Special opportunity for NYC senior groups

Carolyn Stern, manager of Hearing Health Days for NYC seniors

Carolyn Stern, Manager, CHC’s Center for Hearing and Aging

What is CHC’s best-kept secret? We think it’s Hearing Health Day. That’s when a group of seniors visits CHC-NY to participate in a specially scheduled day of classes about hearing loss and treatment options. The seniors get their hearing tested, demo assistive devices and take part in interactive educational sessions with CHC experts.

We introduced Hearing Health Day nearly three years ago to seniors from Penn South, a residential complex in Chelsea. It was such a hit we’ve since rolled the program out to other groups and organizations that share our commitment to the hearing health needs of seniors.

Carolyn Stern, Manager of CHC’s Center for Hearing and Aging, offers the latest news on Hearing Health Day in this brief Q&A with the Buzz.

Buzz: What is your role at CHC?

CS: An important aspect of my role is serving as a catalyst to motivate active older adults to take hearing loss seriously and make it a priority to address it. This is important because so many older adults struggle with the condition. More than a third of seniors age 65 and older have hearing loss, and this increases to two-out-of-three adults age 75 and older. If left untreated, hearing loss can have many detrimental impacts on healthy aging, including the risk of reduced independence, engagement, safety and cognitive health. Throughout the year, I develop and coordinate many outreach programs both in the community and at CHC.  These initiatives are designed to give the participants proper care, trusted guidance and up-to-date education and demonstrate it really is possible to live more fully with a hearing loss than they currently may be.

Buzz: How did Hearing Health Day come about?

Center for Hearing and Aging workshop

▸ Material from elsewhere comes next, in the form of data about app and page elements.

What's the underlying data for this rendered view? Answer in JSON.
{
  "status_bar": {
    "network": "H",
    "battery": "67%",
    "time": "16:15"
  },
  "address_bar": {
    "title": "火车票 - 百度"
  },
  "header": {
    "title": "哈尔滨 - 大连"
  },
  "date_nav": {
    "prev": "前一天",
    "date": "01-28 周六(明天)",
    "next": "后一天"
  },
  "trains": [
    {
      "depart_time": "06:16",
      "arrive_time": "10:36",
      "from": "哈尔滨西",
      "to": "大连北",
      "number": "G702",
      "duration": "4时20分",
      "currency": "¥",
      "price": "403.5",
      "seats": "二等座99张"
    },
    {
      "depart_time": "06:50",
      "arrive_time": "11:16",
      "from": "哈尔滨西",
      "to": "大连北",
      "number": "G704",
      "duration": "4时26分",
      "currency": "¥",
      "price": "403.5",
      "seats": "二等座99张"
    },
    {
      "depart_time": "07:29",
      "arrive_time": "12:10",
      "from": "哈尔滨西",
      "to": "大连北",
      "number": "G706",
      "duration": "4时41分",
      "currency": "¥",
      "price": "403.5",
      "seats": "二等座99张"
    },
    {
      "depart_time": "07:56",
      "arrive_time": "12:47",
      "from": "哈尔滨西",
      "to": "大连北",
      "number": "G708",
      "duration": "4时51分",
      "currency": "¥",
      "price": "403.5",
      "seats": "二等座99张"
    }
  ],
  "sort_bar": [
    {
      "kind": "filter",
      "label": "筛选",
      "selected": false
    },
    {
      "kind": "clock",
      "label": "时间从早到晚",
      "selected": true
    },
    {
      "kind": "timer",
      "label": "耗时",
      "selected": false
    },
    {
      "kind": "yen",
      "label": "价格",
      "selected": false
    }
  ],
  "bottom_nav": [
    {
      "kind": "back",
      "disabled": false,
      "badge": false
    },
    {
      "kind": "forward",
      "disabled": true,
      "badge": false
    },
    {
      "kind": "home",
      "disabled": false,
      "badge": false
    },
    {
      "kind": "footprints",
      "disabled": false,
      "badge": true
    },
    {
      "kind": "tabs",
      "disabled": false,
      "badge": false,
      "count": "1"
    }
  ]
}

CS: Given that most adults develop hearing loss later in life, many are greatly unprepared for it. In annual exams, few physicians ask about hearing ability or encourage treatment, and often childhood is the last time most seniors received a hearing test, if at all. Hence, many of our interactions with older adults indicated there was a great need for an in-depth program that would inform and better prepare older adults on how to care for a hearing condition that will likely worsen as they age and further impact their well-being. No such program that we knew of existed in New York City. Given CHC’s long-standing history of providing trusted rehabilitative comprehensive care for individuals with hearing loss, we had all the in-house expertise needed to create such program. On any given day, seniors take cultural field trips and shopping excursions all over the city, so our thought was “why not tap into that model and offer a field trip to CHC for a day focused on hearing health?” Hence, the idea was born. At around the same time, a dedicated CHC volunteer and hearing advocate, Ellen Semel, expressed a strong desire to help her neighbors address hearing loss. Together, we decided to give it a try and it was a hit!

Buzz: How has the program been received?

CS: The program overall has been very well received. Participating seniors told us they appreciated the honest and caring guidance from the professional clinicians they met individually and in the group sessions. Feedback indicated they were astounded by all of the different technologies, assistive devices and communication techniques they never knew about that could reduce their hearing difficulties and isolation. Through follow up discussions with the participants, we learned the program motivated some individuals in need of hearing aids to both try out and purchase them either with a preferred local audiologist or through CHC. Armed with new resources, we were informed some attendees ordered devices to improve their ability to hear the telephone or television, greatly increasing their independence and enjoyment in life. One amazing benefit we didn’t initially anticipate: new friendships were formed through participating in the program and sharing similar experiences with hearing loss. Finally, survey data indicated nearly all of the participants who completed the program would highly recommend it to their friends and peers.

Buzz: Which organizations are you currently working with?

Ellen Semel welcoming members of PS-HOPS

CS: Through generous support from Fan Fox and Leslie R. Samuels Foundation, we have started to expand Hearing Health Days to several organizations. The most recent ones include two residential complexes (Morningside Retirement and Health Services NORC and Lincoln House Outreach NORC) and a senior center for individuals with low vision, Visions Center on Aging at Selis Manor. We are excited to host the seniors in the upcoming weeks. We are always looking for interested organizations and seniors and their family members, so please reach out to me if you’d like to discuss further.

Buzz: What message is most important for seniors to hear? 

CS: No matter where you are in your hearing loss journey, CHC’s Center for Hearing and Aging is here to help you. If you’re not sure if you have a hearing loss, we urge you to get tested. If you’re uncertain about how best to address a confirmed hearing loss, we can provide guidance. If you have hearing aids, but don’t think they are working well, we can help. While accepting hearing loss is difficult for many, we can be an understanding partner in the challenges that you face and help you live more fully with the condition.

If you are interested in participating in a hearing health day or are part of an organization that would like to set up a trip for your members, please contact Carolyn Stern at cgstern@chchearing.org or 917-305-7812.

More about CHC’s Center for Hearing and Aging »

CHC’s Mobile Audiological Unit »

Free in-office hearing screenings »

Free group assistive devices counseling »